“While we must continue to invest in education and training for our Pacific communities, this research shows education alone will not close the Pacific Pay Gap. Our lawmakers and employers need to be held accountable and take action on pay inequity and the unequal treatment of our workers.”

“We must urgently implement measures to reduce ethnic pay gaps, so every worker is fairly rewarded for the work they do and is thriving in the workplace”, added Sumeo.


Key details

This report is a precursor to a comprehensive report soon to be released on the findings of the Pacific Pay Gap Inquiry led by the EEO Commissioner. 

We should note there are limitations to the analysis provided in this report. The first is the potential to over-estimate the ‘unexplained’ portion of the pay gap – this comes from the need to restrict the analysis to factors for which data is available. Second, discrimination (both structural and interpersonal) and unconscious bias will also affect what is considered the ‘explained’ portion of pay gaps, as well as the parts that are not explained.

Through surveys, submissions, workshops, and Talanoa, the Human Rights Commission has been able to collect evidence to better understand why the Pacific Pay Gap exists and what needs to be done to close the gap. 
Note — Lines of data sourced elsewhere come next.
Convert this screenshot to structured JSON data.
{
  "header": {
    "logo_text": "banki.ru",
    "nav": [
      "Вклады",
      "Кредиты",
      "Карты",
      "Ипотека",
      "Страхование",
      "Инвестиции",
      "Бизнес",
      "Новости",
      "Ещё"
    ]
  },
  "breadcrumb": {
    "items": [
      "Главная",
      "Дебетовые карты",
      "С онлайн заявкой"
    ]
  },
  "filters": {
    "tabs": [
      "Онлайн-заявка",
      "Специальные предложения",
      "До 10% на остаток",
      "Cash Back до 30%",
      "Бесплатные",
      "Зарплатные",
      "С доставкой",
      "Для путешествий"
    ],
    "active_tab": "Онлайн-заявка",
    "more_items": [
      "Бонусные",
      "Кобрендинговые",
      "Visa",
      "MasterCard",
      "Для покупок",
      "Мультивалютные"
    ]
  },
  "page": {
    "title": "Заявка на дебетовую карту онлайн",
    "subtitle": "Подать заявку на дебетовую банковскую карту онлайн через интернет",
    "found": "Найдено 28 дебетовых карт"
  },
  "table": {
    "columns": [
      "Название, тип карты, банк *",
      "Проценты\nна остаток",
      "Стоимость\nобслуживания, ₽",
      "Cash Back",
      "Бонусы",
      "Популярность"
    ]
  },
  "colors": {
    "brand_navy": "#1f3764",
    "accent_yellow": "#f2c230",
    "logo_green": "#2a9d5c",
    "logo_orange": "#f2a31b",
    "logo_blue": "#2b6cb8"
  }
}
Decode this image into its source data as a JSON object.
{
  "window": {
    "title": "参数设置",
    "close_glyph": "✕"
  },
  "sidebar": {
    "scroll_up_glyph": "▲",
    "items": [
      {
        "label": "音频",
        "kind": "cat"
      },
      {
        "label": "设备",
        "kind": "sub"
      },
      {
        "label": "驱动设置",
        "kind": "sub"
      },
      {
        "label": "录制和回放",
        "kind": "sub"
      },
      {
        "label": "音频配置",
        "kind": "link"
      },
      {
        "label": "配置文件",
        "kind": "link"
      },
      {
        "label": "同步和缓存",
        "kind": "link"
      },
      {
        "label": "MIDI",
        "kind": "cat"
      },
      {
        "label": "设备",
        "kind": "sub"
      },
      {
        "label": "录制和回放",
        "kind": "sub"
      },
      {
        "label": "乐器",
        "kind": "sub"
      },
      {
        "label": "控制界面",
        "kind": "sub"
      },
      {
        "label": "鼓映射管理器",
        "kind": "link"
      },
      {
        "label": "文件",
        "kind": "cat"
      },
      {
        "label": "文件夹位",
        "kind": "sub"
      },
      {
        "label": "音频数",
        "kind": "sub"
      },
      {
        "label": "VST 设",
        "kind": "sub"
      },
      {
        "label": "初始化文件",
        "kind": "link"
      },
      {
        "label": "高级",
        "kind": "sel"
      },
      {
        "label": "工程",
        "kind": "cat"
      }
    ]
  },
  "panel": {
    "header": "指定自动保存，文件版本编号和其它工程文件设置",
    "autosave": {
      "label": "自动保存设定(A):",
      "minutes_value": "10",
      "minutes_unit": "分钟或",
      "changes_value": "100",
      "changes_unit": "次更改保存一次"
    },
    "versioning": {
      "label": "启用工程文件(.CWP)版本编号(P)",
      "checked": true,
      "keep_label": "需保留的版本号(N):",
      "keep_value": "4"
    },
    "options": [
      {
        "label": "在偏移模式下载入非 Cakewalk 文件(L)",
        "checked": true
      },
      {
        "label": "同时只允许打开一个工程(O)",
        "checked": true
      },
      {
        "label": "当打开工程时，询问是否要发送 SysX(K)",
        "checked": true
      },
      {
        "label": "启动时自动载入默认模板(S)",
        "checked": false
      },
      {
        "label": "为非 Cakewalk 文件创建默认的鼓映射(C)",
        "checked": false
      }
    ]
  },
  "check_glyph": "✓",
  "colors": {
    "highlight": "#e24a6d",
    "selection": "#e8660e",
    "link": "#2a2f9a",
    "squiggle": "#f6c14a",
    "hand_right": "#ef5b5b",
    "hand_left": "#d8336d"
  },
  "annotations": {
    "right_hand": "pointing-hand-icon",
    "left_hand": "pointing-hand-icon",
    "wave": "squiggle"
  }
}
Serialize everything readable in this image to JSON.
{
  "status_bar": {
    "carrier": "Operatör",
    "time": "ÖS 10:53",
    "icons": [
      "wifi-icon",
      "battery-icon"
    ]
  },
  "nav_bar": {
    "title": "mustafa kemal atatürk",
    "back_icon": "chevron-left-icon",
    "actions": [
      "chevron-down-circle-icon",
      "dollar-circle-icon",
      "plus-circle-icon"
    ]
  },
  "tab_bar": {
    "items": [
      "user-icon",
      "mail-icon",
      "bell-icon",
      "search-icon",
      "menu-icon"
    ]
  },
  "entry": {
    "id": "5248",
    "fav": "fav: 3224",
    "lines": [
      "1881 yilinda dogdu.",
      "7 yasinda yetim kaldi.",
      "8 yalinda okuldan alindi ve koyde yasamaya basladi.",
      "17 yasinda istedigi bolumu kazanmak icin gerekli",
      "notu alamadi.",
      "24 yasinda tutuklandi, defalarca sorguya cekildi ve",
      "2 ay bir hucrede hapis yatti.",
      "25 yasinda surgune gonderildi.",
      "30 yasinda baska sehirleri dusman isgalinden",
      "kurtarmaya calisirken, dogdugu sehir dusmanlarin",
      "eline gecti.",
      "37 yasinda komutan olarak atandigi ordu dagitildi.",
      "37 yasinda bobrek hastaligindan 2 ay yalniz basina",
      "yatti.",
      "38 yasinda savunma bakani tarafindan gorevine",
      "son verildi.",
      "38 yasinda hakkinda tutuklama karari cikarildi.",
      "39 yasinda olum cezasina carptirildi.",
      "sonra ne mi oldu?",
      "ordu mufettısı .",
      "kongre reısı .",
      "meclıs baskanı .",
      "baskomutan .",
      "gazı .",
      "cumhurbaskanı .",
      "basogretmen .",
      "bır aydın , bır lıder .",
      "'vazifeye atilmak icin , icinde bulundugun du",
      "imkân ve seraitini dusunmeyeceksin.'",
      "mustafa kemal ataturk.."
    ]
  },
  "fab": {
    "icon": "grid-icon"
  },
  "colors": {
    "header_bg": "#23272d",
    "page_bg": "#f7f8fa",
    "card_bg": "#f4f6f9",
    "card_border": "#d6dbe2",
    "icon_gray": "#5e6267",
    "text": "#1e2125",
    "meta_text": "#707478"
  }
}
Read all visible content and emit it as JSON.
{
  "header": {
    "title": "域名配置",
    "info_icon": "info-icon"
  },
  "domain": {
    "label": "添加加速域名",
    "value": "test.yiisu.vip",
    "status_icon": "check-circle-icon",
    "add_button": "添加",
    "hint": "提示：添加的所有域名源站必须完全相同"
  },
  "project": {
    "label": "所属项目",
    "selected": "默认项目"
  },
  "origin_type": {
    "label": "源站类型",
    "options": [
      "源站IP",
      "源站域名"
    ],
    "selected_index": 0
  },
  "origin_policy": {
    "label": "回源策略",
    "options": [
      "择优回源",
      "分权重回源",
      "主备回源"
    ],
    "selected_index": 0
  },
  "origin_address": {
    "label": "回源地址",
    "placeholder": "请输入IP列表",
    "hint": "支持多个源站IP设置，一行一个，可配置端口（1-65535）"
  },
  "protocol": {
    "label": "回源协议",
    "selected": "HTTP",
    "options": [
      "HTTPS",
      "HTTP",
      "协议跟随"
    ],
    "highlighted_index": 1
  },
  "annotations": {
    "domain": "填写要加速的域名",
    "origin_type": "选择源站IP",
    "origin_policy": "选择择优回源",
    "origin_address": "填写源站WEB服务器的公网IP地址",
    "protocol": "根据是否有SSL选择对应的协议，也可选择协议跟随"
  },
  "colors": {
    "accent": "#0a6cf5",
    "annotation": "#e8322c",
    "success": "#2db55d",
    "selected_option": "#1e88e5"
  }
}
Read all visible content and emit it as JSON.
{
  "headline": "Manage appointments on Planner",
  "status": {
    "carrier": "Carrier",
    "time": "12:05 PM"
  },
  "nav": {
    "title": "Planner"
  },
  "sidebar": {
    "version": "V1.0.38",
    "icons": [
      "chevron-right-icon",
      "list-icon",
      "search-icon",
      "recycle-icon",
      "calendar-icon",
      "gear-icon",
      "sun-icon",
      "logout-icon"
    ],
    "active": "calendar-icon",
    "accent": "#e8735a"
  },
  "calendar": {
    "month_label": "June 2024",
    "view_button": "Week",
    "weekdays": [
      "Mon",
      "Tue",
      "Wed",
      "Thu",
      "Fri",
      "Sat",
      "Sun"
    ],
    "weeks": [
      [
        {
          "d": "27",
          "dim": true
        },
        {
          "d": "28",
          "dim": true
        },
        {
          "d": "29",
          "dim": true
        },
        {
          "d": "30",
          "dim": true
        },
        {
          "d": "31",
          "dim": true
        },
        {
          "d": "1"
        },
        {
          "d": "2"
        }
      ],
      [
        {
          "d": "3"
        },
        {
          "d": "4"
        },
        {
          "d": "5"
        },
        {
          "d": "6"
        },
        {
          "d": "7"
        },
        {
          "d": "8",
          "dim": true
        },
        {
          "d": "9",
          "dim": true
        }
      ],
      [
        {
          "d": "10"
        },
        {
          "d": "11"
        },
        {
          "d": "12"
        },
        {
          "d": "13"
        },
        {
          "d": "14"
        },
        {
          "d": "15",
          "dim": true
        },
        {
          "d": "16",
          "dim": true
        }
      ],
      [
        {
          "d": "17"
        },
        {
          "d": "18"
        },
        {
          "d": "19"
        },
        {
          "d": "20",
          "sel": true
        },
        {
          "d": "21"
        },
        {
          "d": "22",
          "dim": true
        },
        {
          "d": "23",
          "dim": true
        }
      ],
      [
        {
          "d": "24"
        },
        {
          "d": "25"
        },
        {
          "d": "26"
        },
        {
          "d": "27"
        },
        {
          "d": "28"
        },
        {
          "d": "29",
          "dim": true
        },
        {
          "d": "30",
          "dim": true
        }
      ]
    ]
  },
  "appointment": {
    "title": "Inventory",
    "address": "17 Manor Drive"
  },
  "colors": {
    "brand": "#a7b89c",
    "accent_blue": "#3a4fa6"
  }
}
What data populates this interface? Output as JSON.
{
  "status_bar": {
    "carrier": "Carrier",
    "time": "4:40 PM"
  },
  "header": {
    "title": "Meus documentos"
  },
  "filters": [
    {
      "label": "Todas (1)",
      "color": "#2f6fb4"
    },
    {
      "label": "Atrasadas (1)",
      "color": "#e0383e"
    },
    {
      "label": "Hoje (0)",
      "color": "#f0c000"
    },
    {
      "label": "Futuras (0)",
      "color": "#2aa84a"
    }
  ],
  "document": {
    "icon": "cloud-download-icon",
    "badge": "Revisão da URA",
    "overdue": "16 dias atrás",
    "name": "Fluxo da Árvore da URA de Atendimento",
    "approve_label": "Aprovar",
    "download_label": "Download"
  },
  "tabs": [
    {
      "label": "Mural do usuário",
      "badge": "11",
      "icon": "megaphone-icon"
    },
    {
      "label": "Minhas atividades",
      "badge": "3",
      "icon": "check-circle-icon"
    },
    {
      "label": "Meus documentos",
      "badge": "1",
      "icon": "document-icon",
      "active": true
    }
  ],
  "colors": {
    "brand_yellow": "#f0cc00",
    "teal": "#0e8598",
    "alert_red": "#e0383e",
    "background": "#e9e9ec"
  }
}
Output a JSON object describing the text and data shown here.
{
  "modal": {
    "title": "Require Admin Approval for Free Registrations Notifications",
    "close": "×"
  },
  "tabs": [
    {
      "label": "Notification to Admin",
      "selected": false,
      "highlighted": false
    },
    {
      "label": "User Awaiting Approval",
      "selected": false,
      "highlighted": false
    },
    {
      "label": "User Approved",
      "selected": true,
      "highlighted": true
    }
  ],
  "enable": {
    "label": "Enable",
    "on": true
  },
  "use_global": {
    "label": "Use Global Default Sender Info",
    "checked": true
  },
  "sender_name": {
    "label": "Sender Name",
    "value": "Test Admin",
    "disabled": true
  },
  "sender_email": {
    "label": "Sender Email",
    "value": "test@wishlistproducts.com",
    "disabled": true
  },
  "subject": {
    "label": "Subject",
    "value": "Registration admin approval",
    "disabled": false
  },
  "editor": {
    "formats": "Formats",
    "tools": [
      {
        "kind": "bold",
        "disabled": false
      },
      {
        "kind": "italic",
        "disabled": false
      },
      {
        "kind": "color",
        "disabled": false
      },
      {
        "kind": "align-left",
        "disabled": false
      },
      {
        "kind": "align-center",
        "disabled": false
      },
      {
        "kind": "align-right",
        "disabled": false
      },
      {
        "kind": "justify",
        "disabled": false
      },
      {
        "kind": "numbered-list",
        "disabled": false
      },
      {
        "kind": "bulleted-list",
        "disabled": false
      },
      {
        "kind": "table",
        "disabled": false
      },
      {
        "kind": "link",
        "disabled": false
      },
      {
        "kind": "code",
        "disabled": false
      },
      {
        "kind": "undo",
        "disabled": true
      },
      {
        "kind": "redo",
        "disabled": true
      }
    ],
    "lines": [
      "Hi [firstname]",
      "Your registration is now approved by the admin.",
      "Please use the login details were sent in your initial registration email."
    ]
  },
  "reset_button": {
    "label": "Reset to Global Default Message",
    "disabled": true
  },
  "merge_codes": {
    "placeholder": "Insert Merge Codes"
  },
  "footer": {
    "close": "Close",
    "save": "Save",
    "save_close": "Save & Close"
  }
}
The report on the Pacific Pay Gap Inquiry’s findings, including recommendations for Government and employers, will be released later this year. More information about the Inquiry can be found here.